• EXERCISE DETAILS: Return all entries verbatim; skip any pictures.

Dataset rows for apps and sites:
━━━━━━━━━━━━━━━━━━━━

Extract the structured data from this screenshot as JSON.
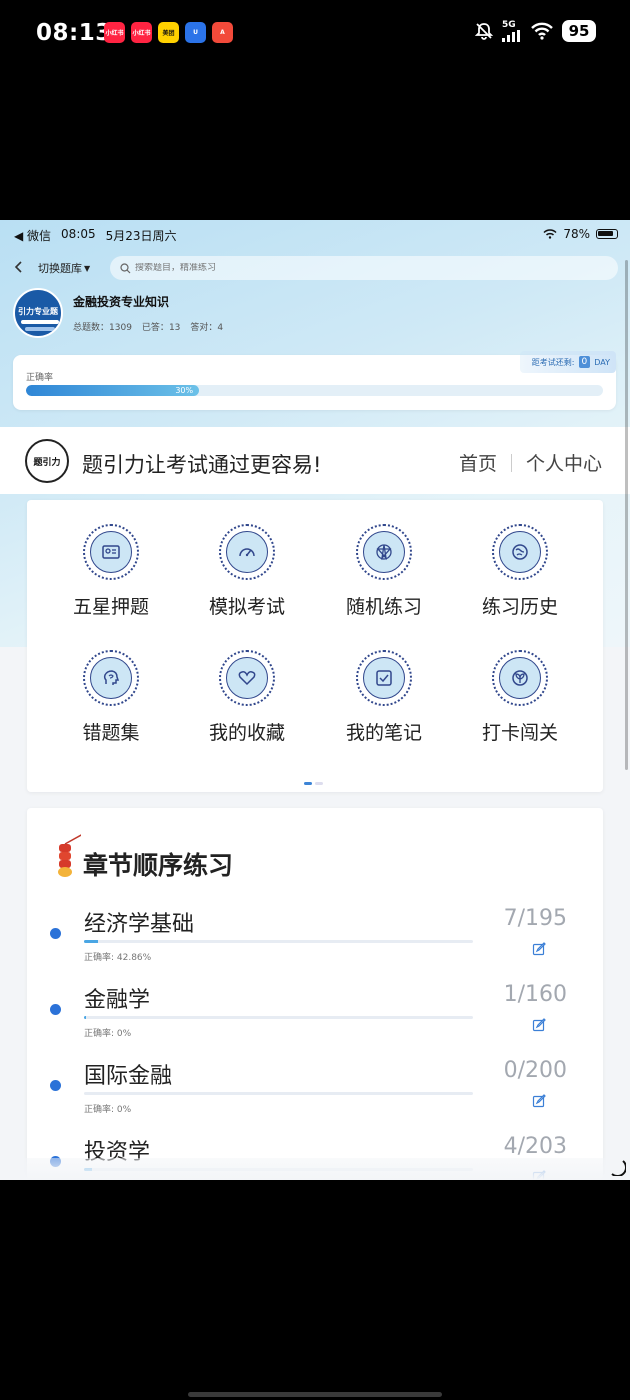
{
  "outer_status": {
    "time": "08:13",
    "apps": [
      {
        "name": "xiaohongshu-icon",
        "label": "小红书",
        "color": "#ff2442"
      },
      {
        "name": "xiaohongshu-icon-2",
        "label": "小红书",
        "color": "#ff2442"
      },
      {
        "name": "meituan-icon",
        "label": "美团",
        "color": "#ffd100"
      },
      {
        "name": "u-app-icon",
        "label": "U",
        "color": "#2b73e8"
      },
      {
        "name": "red-app-icon",
        "label": "A",
        "color": "#f24a3a"
      }
    ],
    "network": "5G",
    "battery": "95"
  },
  "inner_status": {
    "back_app": "◀ 微信",
    "time": "08:05",
    "date": "5月23日周六",
    "battery": "78%"
  },
  "top_nav": {
    "switch_label": "切换题库",
    "search_placeholder": "搜索题目，精准练习"
  },
  "bank": {
    "logo_text": "引力专业题",
    "name": "金融投资专业知识",
    "total_label": "总题数：",
    "total": "1309",
    "answered_label": "已答：",
    "answered": "13",
    "correct_label": "答对：",
    "correct": "4"
  },
  "rate_card": {
    "label": "正确率",
    "percent_text": "30%",
    "percent": 30,
    "countdown_label": "距考试还剩:",
    "countdown_value": "0",
    "countdown_unit": "DAY"
  },
  "brand": {
    "logo_text": "题引力",
    "slogan": "题引力让考试通过更容易!",
    "links": [
      "首页",
      "个人中心"
    ]
  },
  "grid": [
    {
      "label": "五星押题",
      "icon": "id-card-icon"
    },
    {
      "label": "模拟考试",
      "icon": "gauge-icon"
    },
    {
      "label": "随机练习",
      "icon": "random-star-icon"
    },
    {
      "label": "练习历史",
      "icon": "history-globe-icon"
    },
    {
      "label": "错题集",
      "icon": "head-brain-icon"
    },
    {
      "label": "我的收藏",
      "icon": "heart-icon"
    },
    {
      "label": "我的笔记",
      "icon": "note-check-icon"
    },
    {
      "label": "打卡闯关",
      "icon": "sprout-icon"
    }
  ],
  "chapter": {
    "title": "章节顺序练习",
    "items": [
      {
        "name": "经济学基础",
        "count": "7/195",
        "rate": "正确率: 42.86%",
        "progress": 0.036
      },
      {
        "name": "金融学",
        "count": "1/160",
        "rate": "正确率: 0%",
        "progress": 0.006
      },
      {
        "name": "国际金融",
        "count": "0/200",
        "rate": "正确率: 0%",
        "progress": 0
      },
      {
        "name": "投资学",
        "count": "4/203",
        "rate": "",
        "progress": 0.02
      }
    ]
  },
  "colors": {
    "accent": "#2b72d8",
    "icon_stroke": "#31478c",
    "icon_fill": "#cde6f5"
  }
}
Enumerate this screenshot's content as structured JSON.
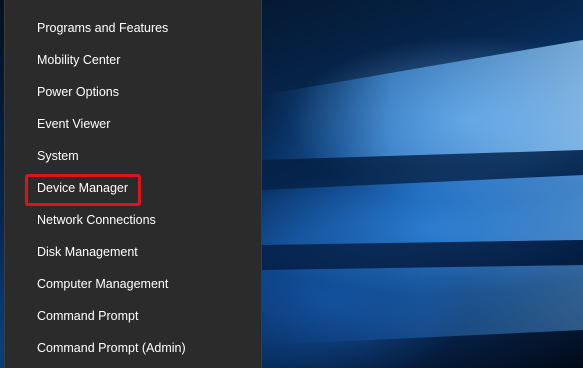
{
  "context_menu": {
    "items": [
      {
        "label": "Programs and Features"
      },
      {
        "label": "Mobility Center"
      },
      {
        "label": "Power Options"
      },
      {
        "label": "Event Viewer"
      },
      {
        "label": "System"
      },
      {
        "label": "Device Manager",
        "highlighted": true
      },
      {
        "label": "Network Connections"
      },
      {
        "label": "Disk Management"
      },
      {
        "label": "Computer Management"
      },
      {
        "label": "Command Prompt"
      },
      {
        "label": "Command Prompt (Admin)"
      }
    ],
    "highlight_color": "#e0131b",
    "background_color": "#2b2b2b"
  },
  "desktop": {
    "wallpaper": "windows-10-hero-blue"
  }
}
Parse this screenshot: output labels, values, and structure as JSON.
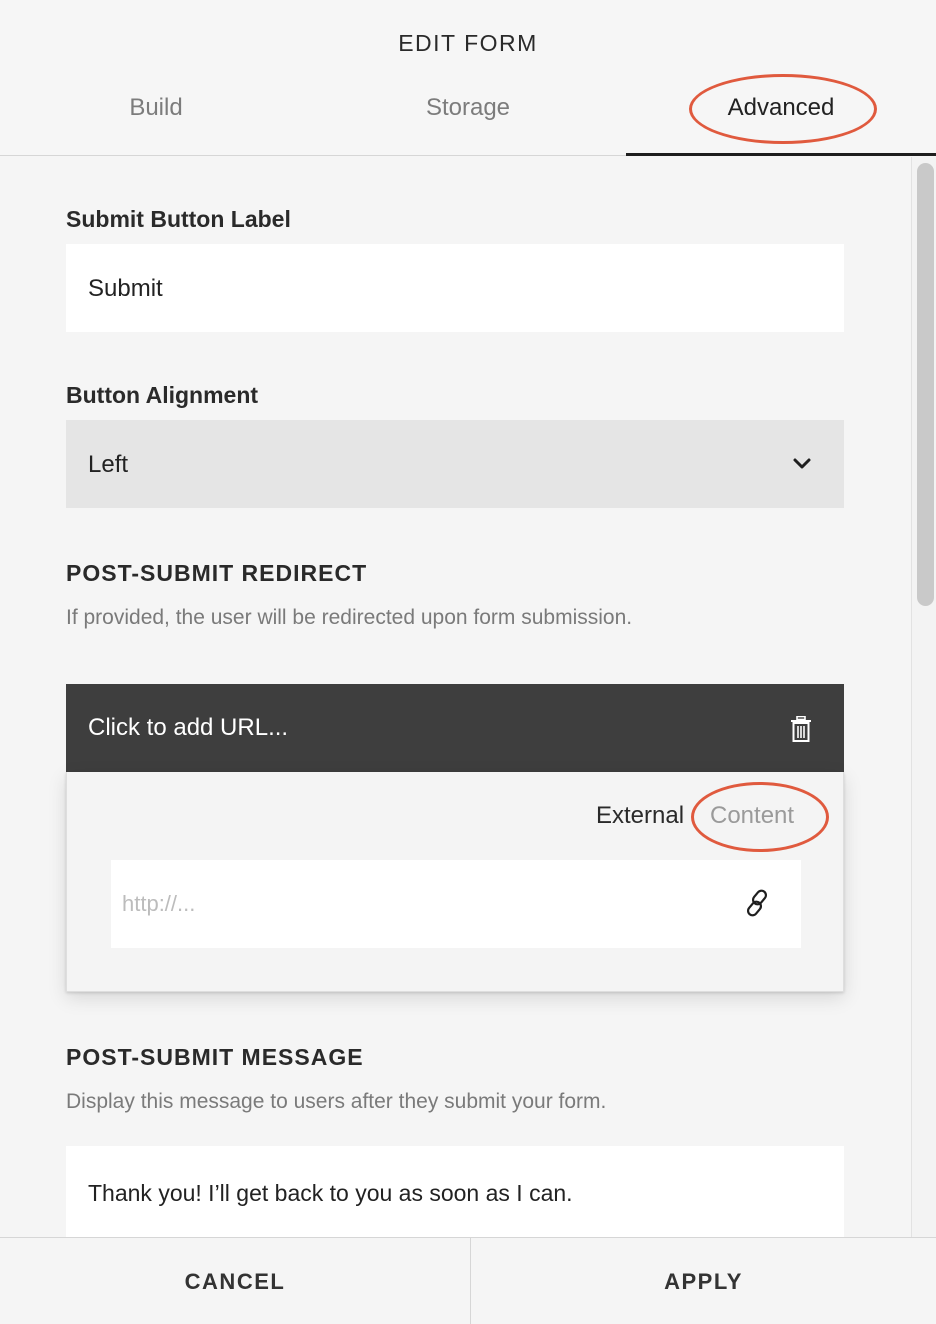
{
  "header": {
    "title": "EDIT FORM",
    "tabs": [
      {
        "label": "Build",
        "active": false
      },
      {
        "label": "Storage",
        "active": false
      },
      {
        "label": "Advanced",
        "active": true
      }
    ]
  },
  "submit_button": {
    "label": "Submit Button Label",
    "value": "Submit"
  },
  "button_alignment": {
    "label": "Button Alignment",
    "selected": "Left"
  },
  "redirect": {
    "heading": "POST-SUBMIT REDIRECT",
    "description": "If provided, the user will be redirected upon form submission.",
    "url_bar_text": "Click to add URL...",
    "toggle": {
      "external": "External",
      "content": "Content"
    },
    "url_placeholder": "http://..."
  },
  "message": {
    "heading": "POST-SUBMIT MESSAGE",
    "description": "Display this message to users after they submit your form.",
    "value": "Thank you! I’ll get back to you as soon as I can."
  },
  "footer": {
    "cancel_label": "CANCEL",
    "apply_label": "APPLY"
  },
  "colors": {
    "annotation": "#e05a3e",
    "url_bar_bg": "#3e3e3e",
    "select_bg": "#e5e5e5"
  },
  "icons": [
    "chevron-down-icon",
    "trash-icon",
    "link-icon"
  ]
}
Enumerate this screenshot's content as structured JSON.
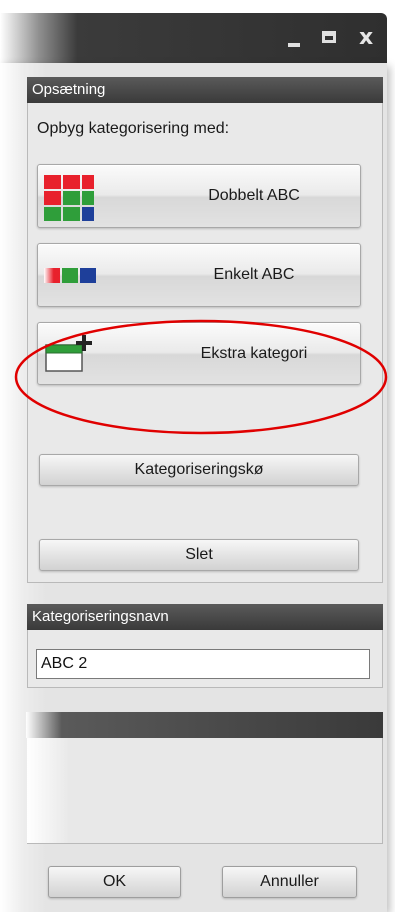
{
  "titlebar": {
    "minimize_icon": "minimize-icon",
    "maximize_icon": "maximize-icon",
    "close_glyph": "x"
  },
  "setup": {
    "header": "Opsætning",
    "build_label": "Opbyg kategorisering med:",
    "buttons": [
      {
        "label": "Dobbelt ABC",
        "icon": "double-abc-grid-icon"
      },
      {
        "label": "Enkelt ABC",
        "icon": "single-abc-bar-icon"
      },
      {
        "label": "Ekstra kategori",
        "icon": "extra-category-add-icon"
      }
    ],
    "queue_button": "Kategoriseringskø",
    "delete_button": "Slet"
  },
  "name_group": {
    "header": "Kategoriseringsnavn",
    "value": "ABC 2"
  },
  "third_group": {
    "header": ""
  },
  "footer": {
    "ok": "OK",
    "cancel": "Annuller"
  },
  "colors": {
    "red": "#e8212c",
    "green": "#2f9e3a",
    "blue": "#1e3f9a",
    "annotation": "#e00000",
    "header": "#3f3f3f"
  }
}
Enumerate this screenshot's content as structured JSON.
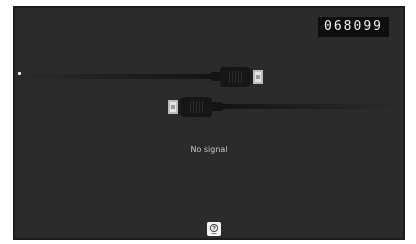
{
  "signal": {
    "id_code": "068099",
    "message": "No signal"
  },
  "icons": {
    "cable_top": "hdmi-cable-icon",
    "cable_bottom": "hdmi-cable-icon",
    "help": "help-question-icon"
  },
  "colors": {
    "background": "#2b2b2b",
    "frame": "#1c1c1c",
    "code_box": "#0e0e0e",
    "text": "#c9c9c9"
  }
}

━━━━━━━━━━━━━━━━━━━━

• EXERCISE RESPONSE:
Extract the structured data from this screenshot as JSON.
{
  "outer_status": {
    "time": "08:13",
    "apps": [
      {
        "name": "xiaohongshu-icon",
        "label": "小红书",
        "color": "#ff2442"
      },
      {
        "name": "xiaohongshu-icon-2",
        "label": "小红书",
        "color": "#ff2442"
      },
      {
        "name": "meituan-icon",
        "label": "美团",
        "color": "#ffd100"
      },
      {
        "name": "u-app-icon",
        "label": "U",
        "color": "#2b73e8"
      },
      {
        "name": "red-app-icon",
        "label": "A",
        "color": "#f24a3a"
      }
    ],
    "network": "5G",
    "battery": "95"
  },
  "inner_status": {
    "back_app": "◀ 微信",
    "time": "08:05",
    "date": "5月23日周六",
    "battery": "78%"
  },
  "top_nav": {
    "switch_label": "切换题库",
    "search_placeholder": "搜索题目，精准练习"
  },
  "bank": {
    "logo_text": "引力专业题",
    "name": "金融投资专业知识",
    "total_label": "总题数：",
    "total": "1309",
    "answered_label": "已答：",
    "answered": "13",
    "correct_label": "答对：",
    "correct": "4"
  },
  "rate_card": {
    "label": "正确率",
    "percent_text": "30%",
    "percent": 30,
    "countdown_label": "距考试还剩:",
    "countdown_value": "0",
    "countdown_unit": "DAY"
  },
  "brand": {
    "logo_text": "题引力",
    "slogan": "题引力让考试通过更容易!",
    "links": [
      "首页",
      "个人中心"
    ]
  },
  "grid": [
    {
      "label": "五星押题",
      "icon": "id-card-icon"
    },
    {
      "label": "模拟考试",
      "icon": "gauge-icon"
    },
    {
      "label": "随机练习",
      "icon": "random-star-icon"
    },
    {
      "label": "练习历史",
      "icon": "history-globe-icon"
    },
    {
      "label": "错题集",
      "icon": "head-brain-icon"
    },
    {
      "label": "我的收藏",
      "icon": "heart-icon"
    },
    {
      "label": "我的笔记",
      "icon": "note-check-icon"
    },
    {
      "label": "打卡闯关",
      "icon": "sprout-icon"
    }
  ],
  "chapter": {
    "title": "章节顺序练习",
    "items": [
      {
        "name": "经济学基础",
        "count": "7/195",
        "rate": "正确率: 42.86%",
        "progress": 0.036
      },
      {
        "name": "金融学",
        "count": "1/160",
        "rate": "正确率: 0%",
        "progress": 0.006
      },
      {
        "name": "国际金融",
        "count": "0/200",
        "rate": "正确率: 0%",
        "progress": 0
      },
      {
        "name": "投资学",
        "count": "4/203",
        "rate": "",
        "progress": 0.02
      }
    ]
  },
  "colors": {
    "accent": "#2b72d8",
    "icon_stroke": "#31478c",
    "icon_fill": "#cde6f5"
  }
}
Enumerate this screenshot's content as structured JSON.
{
  "context_menu": {
    "items": [
      {
        "label": "Programs and Features"
      },
      {
        "label": "Mobility Center"
      },
      {
        "label": "Power Options"
      },
      {
        "label": "Event Viewer"
      },
      {
        "label": "System"
      },
      {
        "label": "Device Manager",
        "highlighted": true
      },
      {
        "label": "Network Connections"
      },
      {
        "label": "Disk Management"
      },
      {
        "label": "Computer Management"
      },
      {
        "label": "Command Prompt"
      },
      {
        "label": "Command Prompt (Admin)"
      }
    ],
    "highlight_color": "#e0131b",
    "background_color": "#2b2b2b"
  },
  "desktop": {
    "wallpaper": "windows-10-hero-blue"
  }
}
Parse this screenshot: output labels, values, and structure as JSON.
{
  "header": {
    "title": "EDIT FORM",
    "tabs": [
      {
        "label": "Build",
        "active": false
      },
      {
        "label": "Storage",
        "active": false
      },
      {
        "label": "Advanced",
        "active": true
      }
    ]
  },
  "submit_button": {
    "label": "Submit Button Label",
    "value": "Submit"
  },
  "button_alignment": {
    "label": "Button Alignment",
    "selected": "Left"
  },
  "redirect": {
    "heading": "POST-SUBMIT REDIRECT",
    "description": "If provided, the user will be redirected upon form submission.",
    "url_bar_text": "Click to add URL...",
    "toggle": {
      "external": "External",
      "content": "Content"
    },
    "url_placeholder": "http://..."
  },
  "message": {
    "heading": "POST-SUBMIT MESSAGE",
    "description": "Display this message to users after they submit your form.",
    "value": "Thank you! I’ll get back to you as soon as I can."
  },
  "footer": {
    "cancel_label": "CANCEL",
    "apply_label": "APPLY"
  },
  "colors": {
    "annotation": "#e05a3e",
    "url_bar_bg": "#3e3e3e",
    "select_bg": "#e5e5e5"
  },
  "icons": [
    "chevron-down-icon",
    "trash-icon",
    "link-icon"
  ]
}
Enumerate this screenshot's content as structured JSON.
{
  "titlebar": {
    "minimize_icon": "minimize-icon",
    "maximize_icon": "maximize-icon",
    "close_glyph": "x"
  },
  "setup": {
    "header": "Opsætning",
    "build_label": "Opbyg kategorisering med:",
    "buttons": [
      {
        "label": "Dobbelt ABC",
        "icon": "double-abc-grid-icon"
      },
      {
        "label": "Enkelt ABC",
        "icon": "single-abc-bar-icon"
      },
      {
        "label": "Ekstra kategori",
        "icon": "extra-category-add-icon"
      }
    ],
    "queue_button": "Kategoriseringskø",
    "delete_button": "Slet"
  },
  "name_group": {
    "header": "Kategoriseringsnavn",
    "value": "ABC 2"
  },
  "third_group": {
    "header": ""
  },
  "footer": {
    "ok": "OK",
    "cancel": "Annuller"
  },
  "colors": {
    "red": "#e8212c",
    "green": "#2f9e3a",
    "blue": "#1e3f9a",
    "annotation": "#e00000",
    "header": "#3f3f3f"
  }
}
Enumerate this screenshot's content as structured JSON.
{
  "signal": {
    "id_code": "068099",
    "message": "No signal"
  },
  "icons": {
    "cable_top": "hdmi-cable-icon",
    "cable_bottom": "hdmi-cable-icon",
    "help": "help-question-icon"
  },
  "colors": {
    "background": "#2b2b2b",
    "frame": "#1c1c1c",
    "code_box": "#0e0e0e",
    "text": "#c9c9c9"
  }
}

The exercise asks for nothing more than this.